Olivia Sladen is the head of Metis Art Risk Consultancy in London which provides provenance and due diligence research to the art market. She is interviewed by Noah Charney is the founder of ARCA, the Association for Research into Crimes against Art at Suite101 ('Provenance, Art Theft, and Getty Loot ', Dec 13, 2010). The springboard for the article are the returns of items from their collections to source countries claiming (and seemingly able to demonstrate) they were looted. These major museums had not "insisted on thoroughly-researched provenance. As a result they wound up spending millions on looted and stolen art which they have now been forced to return". There has been a growing call in the art market to assess the provenance documents of an art object at the time of sale or purchase to ensure that it has good legal title and has not been stolen, looted or forged.

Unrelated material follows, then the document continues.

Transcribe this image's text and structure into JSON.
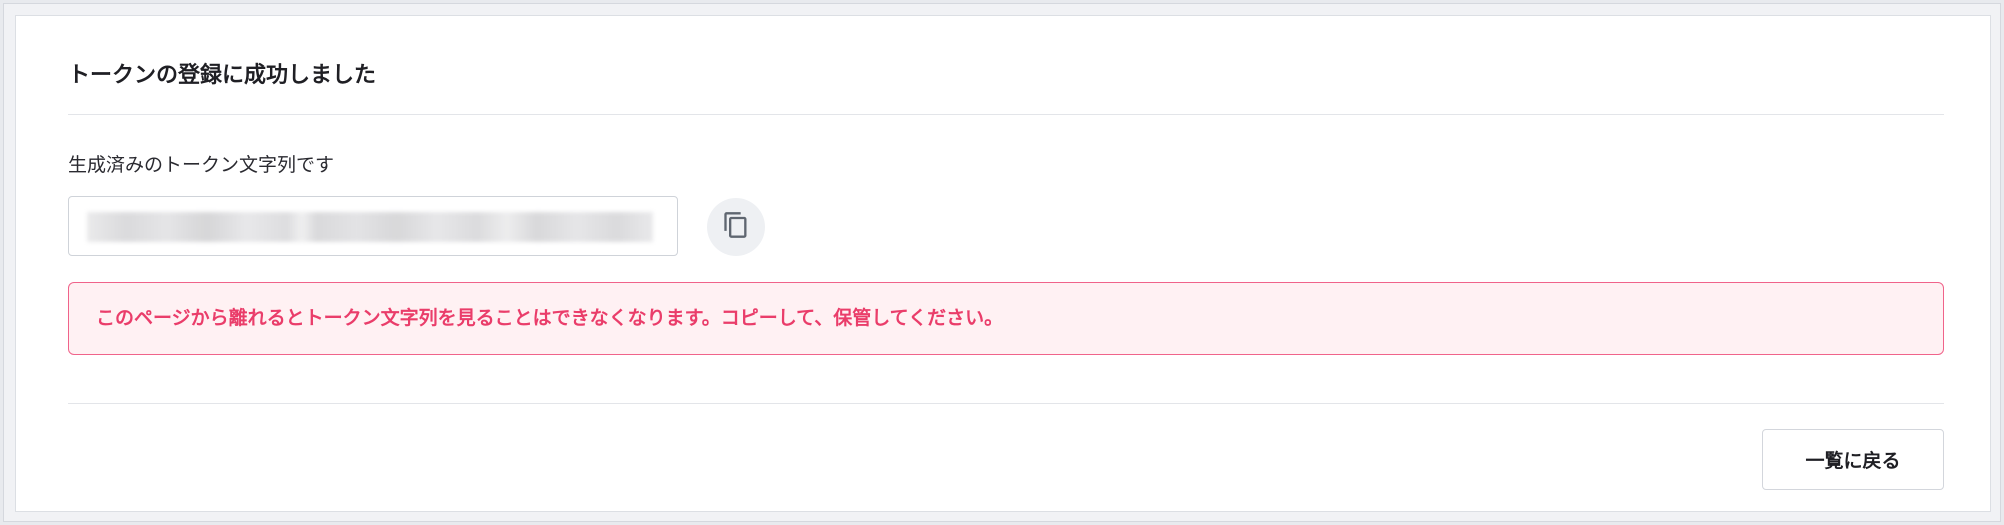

Olivia Sladen defines provenance as detailing "the origin and history of ownership of an object", so what Gill calls "collecting history". According to Sladen:

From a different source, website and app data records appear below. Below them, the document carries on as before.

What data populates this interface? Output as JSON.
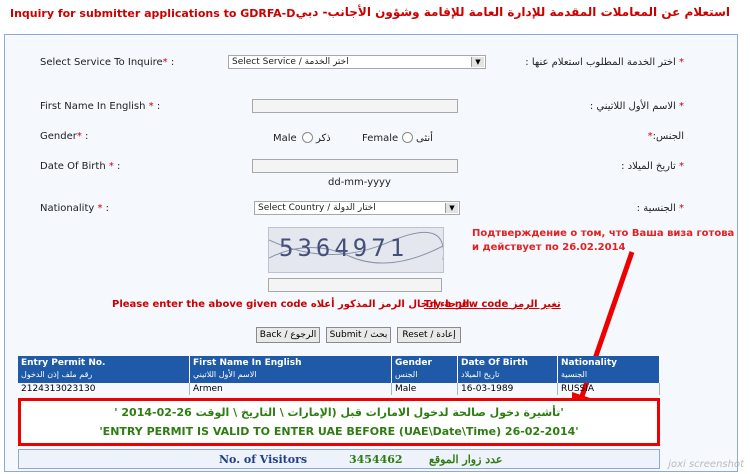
{
  "header": {
    "title_en": "Inquiry for submitter applications to GDRFA-D",
    "title_ar": "استعلام عن المعاملات المقدمة للإدارة العامة للإقامة وشؤون الأجانب- دبي"
  },
  "form": {
    "service": {
      "label_en": "Select Service To Inquire",
      "label_ar": "اختر الخدمة المطلوب استعلام عنها :",
      "value": "Select Service / اختر الخدمة"
    },
    "first_name": {
      "label_en": "First Name In English",
      "label_ar": "الاسم الأول اللاتيني :"
    },
    "gender": {
      "label_en": "Gender",
      "label_ar": "الجنس:",
      "male": "Male",
      "male_ar": "ذكر",
      "female": "Female",
      "female_ar": "أنثى"
    },
    "dob": {
      "label_en": "Date Of Birth",
      "label_ar": "تاريخ الميلاد :",
      "hint": "dd-mm-yyyy"
    },
    "nationality": {
      "label_en": "Nationality",
      "label_ar": "الجنسية :",
      "value": "Select Country / اختار الدولة"
    },
    "captcha": {
      "code": "5364971",
      "prompt_en": "Please enter the above given code",
      "prompt_ar": "الرجاء إدخال الرمز المذكور أعلاه",
      "new_code_en": "Try a new code",
      "new_code_ar": "تغير الرمز"
    },
    "buttons": {
      "back": "Back / الرجوع",
      "submit": "Submit / بحث",
      "reset": "Reset / إعادة"
    }
  },
  "annotation": "Подтверждение о том, что Ваша виза готова и действует по 26.02.2014",
  "results": {
    "headers": [
      {
        "en": "Entry Permit No.",
        "ar": "رقم ملف إذن الدخول"
      },
      {
        "en": "First Name In English",
        "ar": "الاسم الأول اللاتيني"
      },
      {
        "en": "Gender",
        "ar": "الجنس"
      },
      {
        "en": "Date Of Birth",
        "ar": "تاريخ الميلاد"
      },
      {
        "en": "Nationality",
        "ar": "الجنسية"
      }
    ],
    "row": [
      "2124313023130",
      "Armen",
      "Male",
      "16-03-1989",
      "RUSSIA"
    ],
    "permit_ar": "'تأشيرة دخول صالحة لدخول الامارات قبل (الإمارات \\ التاريخ \\ الوقت 26-02-2014 '",
    "permit_en": "'ENTRY PERMIT IS VALID TO ENTER UAE BEFORE (UAE\\Date\\Time)  26-02-2014'",
    "visitors_label": "No. of Visitors",
    "visitors_count": "3454462",
    "visitors_ar": "عدد زوار الموقع"
  },
  "watermark": "joxi screenshot"
}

It usually consists of documents or markings on an object, and may include receipts, auction catalogues, academic articles, documents and letters detailing transactions and ownership and, in the case of antiquities, archaeological documentation and export licences. Provenance documents help the art market determine the identity, authenticity and legal ownership of an art object.But it is not enough to have a vague verbal provenance given by a dealer, or even a sheaf of pieces of paper in a folder. Sladen says:

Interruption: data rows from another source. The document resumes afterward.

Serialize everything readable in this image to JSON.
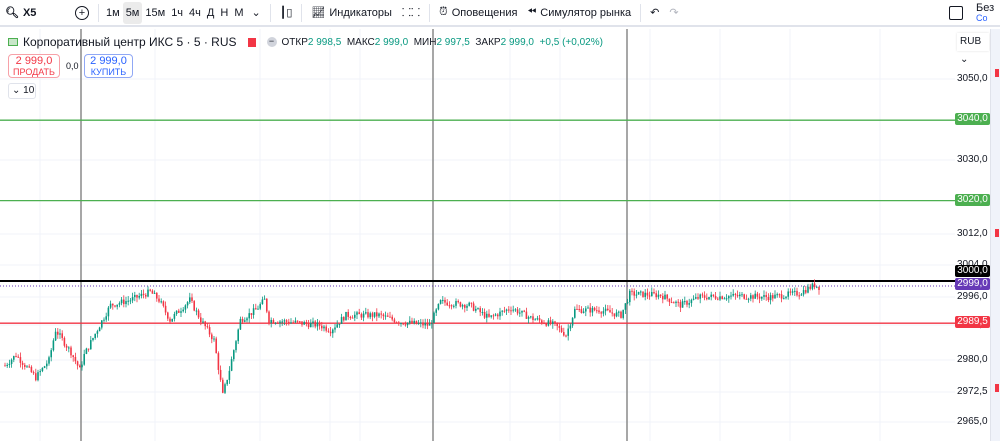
{
  "toolbar": {
    "symbol": "X5",
    "intervals": [
      "1м",
      "5м",
      "15м",
      "1ч",
      "4ч",
      "Д",
      "Н",
      "М"
    ],
    "active_interval": "5м",
    "indicators": "Индикаторы",
    "alerts": "Оповещения",
    "simulator": "Симулятор рынка",
    "right_label": "Без",
    "right_sub": "Co"
  },
  "legend": {
    "title": "Корпоративный центр ИКС 5 · 5 · RUS",
    "open_label": "ОТКР",
    "open": "2 998,5",
    "high_label": "МАКС",
    "high": "2 999,0",
    "low_label": "МИН",
    "low": "2 997,5",
    "close_label": "ЗАКР",
    "close": "2 999,0",
    "change": "+0,5 (+0,02%)"
  },
  "trade": {
    "sell_price": "2 999,0",
    "sell_label": "ПРОДАТЬ",
    "spread": "0,0",
    "buy_price": "2 999,0",
    "buy_label": "КУПИТЬ",
    "quantity": "10"
  },
  "currency": "RUB",
  "price_axis": {
    "labels": [
      "3050,0",
      "3030,0",
      "3012,0",
      "3004,0",
      "2996,0",
      "2988,0",
      "2980,0",
      "2972,5",
      "2965,0"
    ]
  },
  "price_tags": [
    {
      "value": "3040,0",
      "color": "#4caf50"
    },
    {
      "value": "3020,0",
      "color": "#4caf50"
    },
    {
      "value": "3000,0",
      "color": "#000000"
    },
    {
      "value": "2999,0",
      "color": "#673ab7"
    },
    {
      "value": "2989,5",
      "color": "#f23645"
    }
  ],
  "colors": {
    "up": "#089981",
    "down": "#f23645"
  },
  "chart_data": {
    "type": "candlestick",
    "level_lines": [
      3040,
      3020,
      3000,
      2989.5
    ],
    "last_price": 2999.0,
    "close_anchors": [
      [
        0,
        2979
      ],
      [
        5,
        2981.6
      ],
      [
        14,
        2976
      ],
      [
        20,
        2980.3
      ],
      [
        23,
        2987.8
      ],
      [
        30,
        2982.3
      ],
      [
        34,
        2977.9
      ],
      [
        36,
        2981.6
      ],
      [
        43,
        2989
      ],
      [
        48,
        2994
      ],
      [
        57,
        2995.3
      ],
      [
        66,
        2997.3
      ],
      [
        70,
        2995.3
      ],
      [
        75,
        2990.3
      ],
      [
        84,
        2995.3
      ],
      [
        89,
        2990.3
      ],
      [
        95,
        2985.3
      ],
      [
        99,
        2971.6
      ],
      [
        102,
        2977.9
      ],
      [
        107,
        2990.3
      ],
      [
        114,
        2992.8
      ],
      [
        118,
        2995.3
      ],
      [
        120,
        2990.3
      ],
      [
        130,
        2989.8
      ],
      [
        143,
        2989
      ],
      [
        148,
        2987.8
      ],
      [
        155,
        2991.5
      ],
      [
        170,
        2991.5
      ],
      [
        180,
        2989.8
      ],
      [
        193,
        2989
      ],
      [
        198,
        2994.8
      ],
      [
        211,
        2994
      ],
      [
        220,
        2990.8
      ],
      [
        230,
        2993.3
      ],
      [
        239,
        2990.8
      ],
      [
        250,
        2989
      ],
      [
        255,
        2986.6
      ],
      [
        259,
        2992.8
      ],
      [
        270,
        2992.8
      ],
      [
        280,
        2991.5
      ],
      [
        284,
        2996.8
      ],
      [
        298,
        2996.5
      ],
      [
        307,
        2994
      ],
      [
        316,
        2996
      ],
      [
        334,
        2996.3
      ],
      [
        348,
        2996
      ],
      [
        361,
        2997
      ],
      [
        368,
        2999
      ],
      [
        370,
        2998.5
      ]
    ]
  }
}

We have sadly seen an over reliance on assessing provenance documents in place of expert authentication and scientific examination. Art criminals and fraudsters have adapted their modus operandi accordingly. As a result we have seen a rising number of cases where forged or stolen art objects have entered the art market because of their accompanying forged provenance documents. There needs to be a wider awareness of this issue among dealers, auction houses and collectors who must authenticate, not just the art object, but the actual provenance documents as well.This is a point that has been made time and time again with antiquities, proffered assurances are not enough, there must be a means to verify the information given, otherwise it is worthless for ascertaining legitimate origins.
Asked what she thinks is the way forward in terms of minimizing art crime and fraud, Ms Sladen suggests:
As a starting point, there needs to be a greater emphasis on performing due diligence at the time of sale or purchase. Provenance documents must be closely examined to ensure their authenticity, as any discrepancies may indicate that there is an issue with authenticity or legal title. There also needs to be a more thorough approach to due diligence to mitigate the risk of purchasing a forged or stolen art object.Certainly the stories of acquisition of objects in several major museums discussed in the past show that the accompanying documentation all too often has some glaring holes and inconsistencies. Why were they not spotted?